on July 18, 2012
I've had this several months now and it's the best kitchen scale I've ever owned (it's my 4th). It's sleek, compact, and a whiz to clean since it's one continuous glass surface (no buttons or recesses). Plus, it comes in a huge range of awesome colors.
Functions like a dream. Easily switches between units (oz., mL, gram, etc.), and love that it has two options to weigh in ounces alone or pounds + ounces, AND a fluid ounces option. Memory feature is also very handy if you're weighing something a bit large that obscures the readout. Weight registers almost immediately. Tare feature never fails. If I was fishing for a criticism, I would say that when weighing extremely small amounts (1-2 grams) it sometimes doesn't respond, but for diet and cooking purposes, it isn't often that you're weighing a single gram of something.
I don't usually write reviews, but I love this so much I was compelled to speak up. We will see how it holds up over time, but for now, I'm thrilled.
on May 5, 2014
The first thing that I noticed was that the scale's sensors are in the feet. This means that it needs to be on a flat, hard surface. I run out of space in my kitchen so I usually end up stacking things. If all four feet aren't on a flat surface, it doesn't work. The second issue was that the scale wouldn't always return to zero. This also affected the displayed weight of the item by as much as 3 grams during my brief testing. The third issue is that it's slow to settle.
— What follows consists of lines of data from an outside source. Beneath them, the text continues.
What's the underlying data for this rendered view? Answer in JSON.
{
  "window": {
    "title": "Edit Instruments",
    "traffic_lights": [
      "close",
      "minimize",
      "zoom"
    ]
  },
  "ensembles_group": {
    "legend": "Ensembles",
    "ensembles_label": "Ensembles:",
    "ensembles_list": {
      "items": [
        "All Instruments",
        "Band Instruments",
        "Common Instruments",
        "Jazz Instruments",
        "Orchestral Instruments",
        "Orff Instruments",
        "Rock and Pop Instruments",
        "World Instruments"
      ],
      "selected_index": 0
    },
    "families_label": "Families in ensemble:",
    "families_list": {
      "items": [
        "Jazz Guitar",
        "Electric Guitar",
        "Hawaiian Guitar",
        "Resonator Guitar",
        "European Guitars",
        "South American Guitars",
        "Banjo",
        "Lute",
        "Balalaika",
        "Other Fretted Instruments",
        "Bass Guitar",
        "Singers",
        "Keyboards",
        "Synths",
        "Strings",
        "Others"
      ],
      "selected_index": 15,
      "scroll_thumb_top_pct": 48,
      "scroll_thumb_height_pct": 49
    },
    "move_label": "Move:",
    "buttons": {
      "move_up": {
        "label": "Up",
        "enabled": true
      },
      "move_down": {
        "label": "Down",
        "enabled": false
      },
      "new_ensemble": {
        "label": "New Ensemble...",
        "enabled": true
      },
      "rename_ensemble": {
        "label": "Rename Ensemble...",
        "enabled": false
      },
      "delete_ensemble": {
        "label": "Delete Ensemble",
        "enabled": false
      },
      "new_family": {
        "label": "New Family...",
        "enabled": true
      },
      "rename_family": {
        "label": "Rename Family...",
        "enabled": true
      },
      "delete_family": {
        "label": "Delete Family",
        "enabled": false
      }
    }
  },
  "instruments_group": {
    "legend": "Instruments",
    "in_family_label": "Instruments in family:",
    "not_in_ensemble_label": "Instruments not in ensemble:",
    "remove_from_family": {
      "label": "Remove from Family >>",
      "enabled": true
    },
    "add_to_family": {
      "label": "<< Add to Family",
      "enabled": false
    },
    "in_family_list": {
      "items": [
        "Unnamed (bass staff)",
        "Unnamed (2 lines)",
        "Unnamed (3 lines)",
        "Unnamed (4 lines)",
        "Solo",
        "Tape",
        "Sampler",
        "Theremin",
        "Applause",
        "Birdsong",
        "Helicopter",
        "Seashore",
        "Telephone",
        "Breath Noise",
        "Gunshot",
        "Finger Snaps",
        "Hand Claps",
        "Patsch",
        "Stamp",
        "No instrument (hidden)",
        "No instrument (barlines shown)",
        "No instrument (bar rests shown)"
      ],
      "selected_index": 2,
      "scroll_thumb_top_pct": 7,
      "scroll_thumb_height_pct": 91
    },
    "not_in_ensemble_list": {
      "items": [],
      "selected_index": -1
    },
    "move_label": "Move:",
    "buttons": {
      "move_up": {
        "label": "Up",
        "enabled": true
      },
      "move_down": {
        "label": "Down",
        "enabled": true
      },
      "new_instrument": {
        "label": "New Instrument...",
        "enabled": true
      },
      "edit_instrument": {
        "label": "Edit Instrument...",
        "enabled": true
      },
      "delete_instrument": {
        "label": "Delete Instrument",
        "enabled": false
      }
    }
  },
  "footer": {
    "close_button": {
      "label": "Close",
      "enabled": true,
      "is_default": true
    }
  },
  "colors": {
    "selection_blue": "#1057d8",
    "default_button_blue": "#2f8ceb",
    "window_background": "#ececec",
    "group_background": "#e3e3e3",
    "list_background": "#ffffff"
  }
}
I observed the weight fluctuate for several seconds after placing an item, sometimes by as much as 2 grams so it wasn't an issue of the item being between two thresholds. The fourth issue is that because the touch sensors are part of the weighing surface, the weight fluctuates every time you press a button. I knew about that when I watched a video demo, but combined with the other issues, it's a real problem. Finally, the tare button wouldn't work most of the time. The other buttons worked fine. Despite the design where it uses the feet as sensors and the buttons being part of the weighing surface, if everything else worked perfectly, I would have kept it and probably rated it four stars.